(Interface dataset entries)
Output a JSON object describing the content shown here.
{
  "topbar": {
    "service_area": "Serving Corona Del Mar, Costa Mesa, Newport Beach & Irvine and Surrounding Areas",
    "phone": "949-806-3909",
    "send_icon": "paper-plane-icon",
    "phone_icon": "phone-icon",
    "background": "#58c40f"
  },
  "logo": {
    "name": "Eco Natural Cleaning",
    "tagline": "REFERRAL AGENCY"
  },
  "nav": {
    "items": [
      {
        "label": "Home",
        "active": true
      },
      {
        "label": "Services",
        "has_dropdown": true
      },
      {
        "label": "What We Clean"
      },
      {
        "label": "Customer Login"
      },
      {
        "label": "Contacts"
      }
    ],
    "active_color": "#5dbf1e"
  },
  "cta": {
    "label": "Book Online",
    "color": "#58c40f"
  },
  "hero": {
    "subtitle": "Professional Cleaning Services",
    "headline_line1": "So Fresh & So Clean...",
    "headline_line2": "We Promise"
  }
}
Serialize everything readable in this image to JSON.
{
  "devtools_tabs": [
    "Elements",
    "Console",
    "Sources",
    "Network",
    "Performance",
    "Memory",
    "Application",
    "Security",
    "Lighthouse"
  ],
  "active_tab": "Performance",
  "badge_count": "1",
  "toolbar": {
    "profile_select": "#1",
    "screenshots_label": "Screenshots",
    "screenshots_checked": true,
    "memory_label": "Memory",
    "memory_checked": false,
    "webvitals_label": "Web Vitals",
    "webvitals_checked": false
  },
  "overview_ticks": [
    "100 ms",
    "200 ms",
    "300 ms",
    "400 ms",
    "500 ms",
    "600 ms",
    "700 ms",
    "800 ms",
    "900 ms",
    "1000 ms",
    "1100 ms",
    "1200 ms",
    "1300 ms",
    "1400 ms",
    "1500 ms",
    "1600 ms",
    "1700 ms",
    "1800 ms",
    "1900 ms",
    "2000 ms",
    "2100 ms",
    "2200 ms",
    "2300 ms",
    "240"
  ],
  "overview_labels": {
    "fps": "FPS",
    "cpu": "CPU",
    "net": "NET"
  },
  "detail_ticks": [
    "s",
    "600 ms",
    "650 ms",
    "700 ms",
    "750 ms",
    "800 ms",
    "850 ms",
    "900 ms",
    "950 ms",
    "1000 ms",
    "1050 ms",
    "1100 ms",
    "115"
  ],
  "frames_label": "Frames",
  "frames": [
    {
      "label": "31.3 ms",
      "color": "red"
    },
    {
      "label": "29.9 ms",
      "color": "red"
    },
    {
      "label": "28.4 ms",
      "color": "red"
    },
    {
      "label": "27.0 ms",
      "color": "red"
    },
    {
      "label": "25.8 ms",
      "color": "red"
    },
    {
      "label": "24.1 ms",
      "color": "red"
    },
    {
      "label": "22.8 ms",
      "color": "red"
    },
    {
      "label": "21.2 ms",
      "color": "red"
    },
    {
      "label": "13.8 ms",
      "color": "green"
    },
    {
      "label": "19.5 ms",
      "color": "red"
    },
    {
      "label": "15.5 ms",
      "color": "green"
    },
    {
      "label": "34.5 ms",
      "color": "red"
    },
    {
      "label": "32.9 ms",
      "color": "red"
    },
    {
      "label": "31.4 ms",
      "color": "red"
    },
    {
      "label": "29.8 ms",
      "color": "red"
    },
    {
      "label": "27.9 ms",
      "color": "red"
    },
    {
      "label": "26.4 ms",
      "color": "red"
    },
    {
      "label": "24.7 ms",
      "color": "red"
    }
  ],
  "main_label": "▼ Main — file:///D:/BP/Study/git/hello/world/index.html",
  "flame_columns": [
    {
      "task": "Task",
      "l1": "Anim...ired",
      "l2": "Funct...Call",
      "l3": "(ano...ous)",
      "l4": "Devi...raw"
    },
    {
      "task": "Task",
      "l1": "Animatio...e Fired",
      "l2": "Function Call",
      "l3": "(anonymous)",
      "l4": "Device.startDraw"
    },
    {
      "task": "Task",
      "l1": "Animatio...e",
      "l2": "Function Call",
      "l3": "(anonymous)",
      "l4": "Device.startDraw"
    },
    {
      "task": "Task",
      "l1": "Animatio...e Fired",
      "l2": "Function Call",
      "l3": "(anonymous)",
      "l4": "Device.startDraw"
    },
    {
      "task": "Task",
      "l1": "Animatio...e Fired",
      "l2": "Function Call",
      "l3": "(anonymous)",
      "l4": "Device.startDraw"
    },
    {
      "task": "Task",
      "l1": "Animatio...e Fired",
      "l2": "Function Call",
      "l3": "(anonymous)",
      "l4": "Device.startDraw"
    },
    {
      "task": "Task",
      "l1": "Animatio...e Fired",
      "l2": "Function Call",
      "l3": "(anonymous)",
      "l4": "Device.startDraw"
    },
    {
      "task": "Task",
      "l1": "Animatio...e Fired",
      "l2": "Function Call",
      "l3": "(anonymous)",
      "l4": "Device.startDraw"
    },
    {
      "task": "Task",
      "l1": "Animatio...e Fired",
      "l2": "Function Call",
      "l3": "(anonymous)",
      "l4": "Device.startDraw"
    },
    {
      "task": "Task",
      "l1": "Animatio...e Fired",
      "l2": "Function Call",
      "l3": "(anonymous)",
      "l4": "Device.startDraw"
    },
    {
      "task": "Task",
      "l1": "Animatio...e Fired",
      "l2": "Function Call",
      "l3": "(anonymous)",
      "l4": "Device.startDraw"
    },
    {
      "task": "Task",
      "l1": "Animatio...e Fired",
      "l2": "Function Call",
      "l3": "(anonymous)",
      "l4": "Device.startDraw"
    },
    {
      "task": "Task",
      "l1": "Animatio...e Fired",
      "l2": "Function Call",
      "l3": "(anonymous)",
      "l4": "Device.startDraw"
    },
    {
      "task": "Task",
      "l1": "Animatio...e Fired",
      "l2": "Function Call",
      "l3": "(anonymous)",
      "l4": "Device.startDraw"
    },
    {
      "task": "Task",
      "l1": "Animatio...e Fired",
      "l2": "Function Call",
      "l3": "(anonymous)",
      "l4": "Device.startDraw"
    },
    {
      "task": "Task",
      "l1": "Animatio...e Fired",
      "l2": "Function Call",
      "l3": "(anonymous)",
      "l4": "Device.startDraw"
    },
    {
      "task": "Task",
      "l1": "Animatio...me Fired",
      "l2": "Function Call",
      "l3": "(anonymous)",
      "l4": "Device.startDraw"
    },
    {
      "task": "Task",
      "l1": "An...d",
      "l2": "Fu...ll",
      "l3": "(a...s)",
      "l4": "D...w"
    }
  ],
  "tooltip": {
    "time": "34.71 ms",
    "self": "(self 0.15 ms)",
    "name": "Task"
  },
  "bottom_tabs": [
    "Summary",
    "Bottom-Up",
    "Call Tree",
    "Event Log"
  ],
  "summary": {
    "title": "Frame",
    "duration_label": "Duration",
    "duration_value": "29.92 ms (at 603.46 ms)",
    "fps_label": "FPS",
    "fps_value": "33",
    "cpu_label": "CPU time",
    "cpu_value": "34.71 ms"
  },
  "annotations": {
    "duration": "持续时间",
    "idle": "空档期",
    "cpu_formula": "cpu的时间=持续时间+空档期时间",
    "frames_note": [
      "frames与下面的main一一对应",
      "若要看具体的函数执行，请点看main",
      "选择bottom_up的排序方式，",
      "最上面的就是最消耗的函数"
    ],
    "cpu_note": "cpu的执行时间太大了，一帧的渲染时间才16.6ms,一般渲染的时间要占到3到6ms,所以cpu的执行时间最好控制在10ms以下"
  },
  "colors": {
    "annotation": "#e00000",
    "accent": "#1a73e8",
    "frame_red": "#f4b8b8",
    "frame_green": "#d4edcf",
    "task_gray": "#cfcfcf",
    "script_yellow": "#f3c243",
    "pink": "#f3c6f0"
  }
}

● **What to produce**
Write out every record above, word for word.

● **Completed task**
Output a JSON object describing the content shown here.
{
  "topbar": {
    "service_area": "Serving Corona Del Mar, Costa Mesa, Newport Beach & Irvine and Surrounding Areas",
    "phone": "949-806-3909",
    "send_icon": "paper-plane-icon",
    "phone_icon": "phone-icon",
    "background": "#58c40f"
  },
  "logo": {
    "name": "Eco Natural Cleaning",
    "tagline": "REFERRAL AGENCY"
  },
  "nav": {
    "items": [
      {
        "label": "Home",
        "active": true
      },
      {
        "label": "Services",
        "has_dropdown": true
      },
      {
        "label": "What We Clean"
      },
      {
        "label": "Customer Login"
      },
      {
        "label": "Contacts"
      }
    ],
    "active_color": "#5dbf1e"
  },
  "cta": {
    "label": "Book Online",
    "color": "#58c40f"
  },
  "hero": {
    "subtitle": "Professional Cleaning Services",
    "headline_line1": "So Fresh & So Clean...",
    "headline_line2": "We Promise"
  }
}
Serialize everything readable in this image to JSON.
{
  "devtools_tabs": [
    "Elements",
    "Console",
    "Sources",
    "Network",
    "Performance",
    "Memory",
    "Application",
    "Security",
    "Lighthouse"
  ],
  "active_tab": "Performance",
  "badge_count": "1",
  "toolbar": {
    "profile_select": "#1",
    "screenshots_label": "Screenshots",
    "screenshots_checked": true,
    "memory_label": "Memory",
    "memory_checked": false,
    "webvitals_label": "Web Vitals",
    "webvitals_checked": false
  },
  "overview_ticks": [
    "100 ms",
    "200 ms",
    "300 ms",
    "400 ms",
    "500 ms",
    "600 ms",
    "700 ms",
    "800 ms",
    "900 ms",
    "1000 ms",
    "1100 ms",
    "1200 ms",
    "1300 ms",
    "1400 ms",
    "1500 ms",
    "1600 ms",
    "1700 ms",
    "1800 ms",
    "1900 ms",
    "2000 ms",
    "2100 ms",
    "2200 ms",
    "2300 ms",
    "240"
  ],
  "overview_labels": {
    "fps": "FPS",
    "cpu": "CPU",
    "net": "NET"
  },
  "detail_ticks": [
    "s",
    "600 ms",
    "650 ms",
    "700 ms",
    "750 ms",
    "800 ms",
    "850 ms",
    "900 ms",
    "950 ms",
    "1000 ms",
    "1050 ms",
    "1100 ms",
    "115"
  ],
  "frames_label": "Frames",
  "frames": [
    {
      "label": "31.3 ms",
      "color": "red"
    },
    {
      "label": "29.9 ms",
      "color": "red"
    },
    {
      "label": "28.4 ms",
      "color": "red"
    },
    {
      "label": "27.0 ms",
      "color": "red"
    },
    {
      "label": "25.8 ms",
      "color": "red"
    },
    {
      "label": "24.1 ms",
      "color": "red"
    },
    {
      "label": "22.8 ms",
      "color": "red"
    },
    {
      "label": "21.2 ms",
      "color": "red"
    },
    {
      "label": "13.8 ms",
      "color": "green"
    },
    {
      "label": "19.5 ms",
      "color": "red"
    },
    {
      "label": "15.5 ms",
      "color": "green"
    },
    {
      "label": "34.5 ms",
      "color": "red"
    },
    {
      "label": "32.9 ms",
      "color": "red"
    },
    {
      "label": "31.4 ms",
      "color": "red"
    },
    {
      "label": "29.8 ms",
      "color": "red"
    },
    {
      "label": "27.9 ms",
      "color": "red"
    },
    {
      "label": "26.4 ms",
      "color": "red"
    },
    {
      "label": "24.7 ms",
      "color": "red"
    }
  ],
  "main_label": "▼ Main — file:///D:/BP/Study/git/hello/world/index.html",
  "flame_columns": [
    {
      "task": "Task",
      "l1": "Anim...ired",
      "l2": "Funct...Call",
      "l3": "(ano...ous)",
      "l4": "Devi...raw"
    },
    {
      "task": "Task",
      "l1": "Animatio...e Fired",
      "l2": "Function Call",
      "l3": "(anonymous)",
      "l4": "Device.startDraw"
    },
    {
      "task": "Task",
      "l1": "Animatio...e",
      "l2": "Function Call",
      "l3": "(anonymous)",
      "l4": "Device.startDraw"
    },
    {
      "task": "Task",
      "l1": "Animatio...e Fired",
      "l2": "Function Call",
      "l3": "(anonymous)",
      "l4": "Device.startDraw"
    },
    {
      "task": "Task",
      "l1": "Animatio...e Fired",
      "l2": "Function Call",
      "l3": "(anonymous)",
      "l4": "Device.startDraw"
    },
    {
      "task": "Task",
      "l1": "Animatio...e Fired",
      "l2": "Function Call",
      "l3": "(anonymous)",
      "l4": "Device.startDraw"
    },
    {
      "task": "Task",
      "l1": "Animatio...e Fired",
      "l2": "Function Call",
      "l3": "(anonymous)",
      "l4": "Device.startDraw"
    },
    {
      "task": "Task",
      "l1": "Animatio...e Fired",
      "l2": "Function Call",
      "l3": "(anonymous)",
      "l4": "Device.startDraw"
    },
    {
      "task": "Task",
      "l1": "Animatio...e Fired",
      "l2": "Function Call",
      "l3": "(anonymous)",
      "l4": "Device.startDraw"
    },
    {
      "task": "Task",
      "l1": "Animatio...e Fired",
      "l2": "Function Call",
      "l3": "(anonymous)",
      "l4": "Device.startDraw"
    },
    {
      "task": "Task",
      "l1": "Animatio...e Fired",
      "l2": "Function Call",
      "l3": "(anonymous)",
      "l4": "Device.startDraw"
    },
    {
      "task": "Task",
      "l1": "Animatio...e Fired",
      "l2": "Function Call",
      "l3": "(anonymous)",
      "l4": "Device.startDraw"
    },
    {
      "task": "Task",
      "l1": "Animatio...e Fired",
      "l2": "Function Call",
      "l3": "(anonymous)",
      "l4": "Device.startDraw"
    },
    {
      "task": "Task",
      "l1": "Animatio...e Fired",
      "l2": "Function Call",
      "l3": "(anonymous)",
      "l4": "Device.startDraw"
    },
    {
      "task": "Task",
      "l1": "Animatio...e Fired",
      "l2": "Function Call",
      "l3": "(anonymous)",
      "l4": "Device.startDraw"
    },
    {
      "task": "Task",
      "l1": "Animatio...e Fired",
      "l2": "Function Call",
      "l3": "(anonymous)",
      "l4": "Device.startDraw"
    },
    {
      "task": "Task",
      "l1": "Animatio...me Fired",
      "l2": "Function Call",
      "l3": "(anonymous)",
      "l4": "Device.startDraw"
    },
    {
      "task": "Task",
      "l1": "An...d",
      "l2": "Fu...ll",
      "l3": "(a...s)",
      "l4": "D...w"
    }
  ],
  "tooltip": {
    "time": "34.71 ms",
    "self": "(self 0.15 ms)",
    "name": "Task"
  },
  "bottom_tabs": [
    "Summary",
    "Bottom-Up",
    "Call Tree",
    "Event Log"
  ],
  "summary": {
    "title": "Frame",
    "duration_label": "Duration",
    "duration_value": "29.92 ms (at 603.46 ms)",
    "fps_label": "FPS",
    "fps_value": "33",
    "cpu_label": "CPU time",
    "cpu_value": "34.71 ms"
  },
  "annotations": {
    "duration": "持续时间",
    "idle": "空档期",
    "cpu_formula": "cpu的时间=持续时间+空档期时间",
    "frames_note": [
      "frames与下面的main一一对应",
      "若要看具体的函数执行，请点看main",
      "选择bottom_up的排序方式，",
      "最上面的就是最消耗的函数"
    ],
    "cpu_note": "cpu的执行时间太大了，一帧的渲染时间才16.6ms,一般渲染的时间要占到3到6ms,所以cpu的执行时间最好控制在10ms以下"
  },
  "colors": {
    "annotation": "#e00000",
    "accent": "#1a73e8",
    "frame_red": "#f4b8b8",
    "frame_green": "#d4edcf",
    "task_gray": "#cfcfcf",
    "script_yellow": "#f3c243",
    "pink": "#f3c6f0"
  }
}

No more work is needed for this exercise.